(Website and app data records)
::::::

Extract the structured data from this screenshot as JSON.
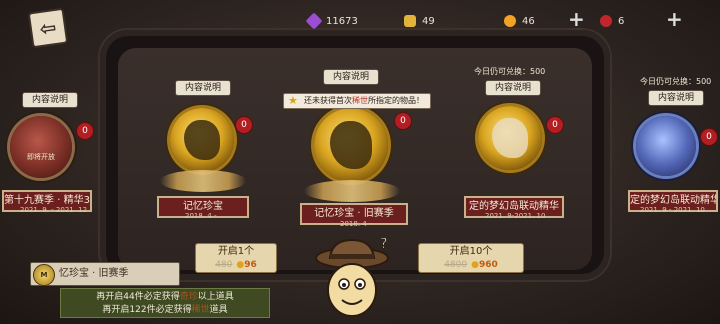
{
  "topbar": {
    "back_icon": "exit-door-icon",
    "resources": [
      {
        "icon": "purple-gem-icon",
        "value": "11673",
        "color": "#9b4dd6"
      },
      {
        "icon": "puzzle-piece-icon",
        "value": "49",
        "color": "#e2b43a"
      },
      {
        "icon": "gold-coin-icon",
        "value": "46",
        "color": "#f2a324"
      },
      {
        "icon": "red-gem-icon",
        "value": "6",
        "color": "#c0262b"
      }
    ],
    "plus": "+"
  },
  "cards": [
    {
      "help": "内容说明",
      "title": "第十九赛季 · 精华3",
      "date": "2021. 9. - 2021. 12",
      "badge": "0",
      "tag": "即将开放"
    },
    {
      "help": "内容说明",
      "title": "记忆珍宝",
      "date": "2018. 4 -",
      "badge": "0"
    },
    {
      "help": "内容说明",
      "title": "记忆珍宝 · 旧赛季",
      "date": "2018. 4 -",
      "badge": "0"
    },
    {
      "help": "内容说明",
      "title": "定的梦幻岛联动精华",
      "date": "2021. 9-2021. 10",
      "badge": "0",
      "exchange": "今日仍可兑换：500"
    },
    {
      "help": "内容说明",
      "title": "定的梦幻岛联动精华",
      "date": "2021. 9 - 2021. 10",
      "badge": "0",
      "exchange": "今日仍可兑换：500"
    }
  ],
  "tooltip": {
    "prefix": "还未获得首次",
    "highlight": "稀世",
    "suffix": "所指定的物品！"
  },
  "buttons": [
    {
      "label": "开启1个",
      "old_cost": "480",
      "new_cost": "96"
    },
    {
      "label": "开启10个",
      "old_cost": "4800",
      "new_cost": "960"
    }
  ],
  "info": {
    "title": "忆珍宝 · 旧赛季",
    "seal": "M",
    "line1_prefix": "再开启44件必定获得",
    "line1_highlight": "奇珍",
    "line1_suffix": "以上道具",
    "line2_prefix": "再开启122件必定获得",
    "line2_highlight": "稀世",
    "line2_suffix": "道具"
  }
}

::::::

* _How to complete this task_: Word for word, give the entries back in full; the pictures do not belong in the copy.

* _Written solution_:
Extract the structured data from this screenshot as JSON.
{
  "topbar": {
    "back_icon": "exit-door-icon",
    "resources": [
      {
        "icon": "purple-gem-icon",
        "value": "11673",
        "color": "#9b4dd6"
      },
      {
        "icon": "puzzle-piece-icon",
        "value": "49",
        "color": "#e2b43a"
      },
      {
        "icon": "gold-coin-icon",
        "value": "46",
        "color": "#f2a324"
      },
      {
        "icon": "red-gem-icon",
        "value": "6",
        "color": "#c0262b"
      }
    ],
    "plus": "+"
  },
  "cards": [
    {
      "help": "内容说明",
      "title": "第十九赛季 · 精华3",
      "date": "2021. 9. - 2021. 12",
      "badge": "0",
      "tag": "即将开放"
    },
    {
      "help": "内容说明",
      "title": "记忆珍宝",
      "date": "2018. 4 -",
      "badge": "0"
    },
    {
      "help": "内容说明",
      "title": "记忆珍宝 · 旧赛季",
      "date": "2018. 4 -",
      "badge": "0"
    },
    {
      "help": "内容说明",
      "title": "定的梦幻岛联动精华",
      "date": "2021. 9-2021. 10",
      "badge": "0",
      "exchange": "今日仍可兑换：500"
    },
    {
      "help": "内容说明",
      "title": "定的梦幻岛联动精华",
      "date": "2021. 9 - 2021. 10",
      "badge": "0",
      "exchange": "今日仍可兑换：500"
    }
  ],
  "tooltip": {
    "prefix": "还未获得首次",
    "highlight": "稀世",
    "suffix": "所指定的物品！"
  },
  "buttons": [
    {
      "label": "开启1个",
      "old_cost": "480",
      "new_cost": "96"
    },
    {
      "label": "开启10个",
      "old_cost": "4800",
      "new_cost": "960"
    }
  ],
  "info": {
    "title": "忆珍宝 · 旧赛季",
    "seal": "M",
    "line1_prefix": "再开启44件必定获得",
    "line1_highlight": "奇珍",
    "line1_suffix": "以上道具",
    "line2_prefix": "再开启122件必定获得",
    "line2_highlight": "稀世",
    "line2_suffix": "道具"
  }
}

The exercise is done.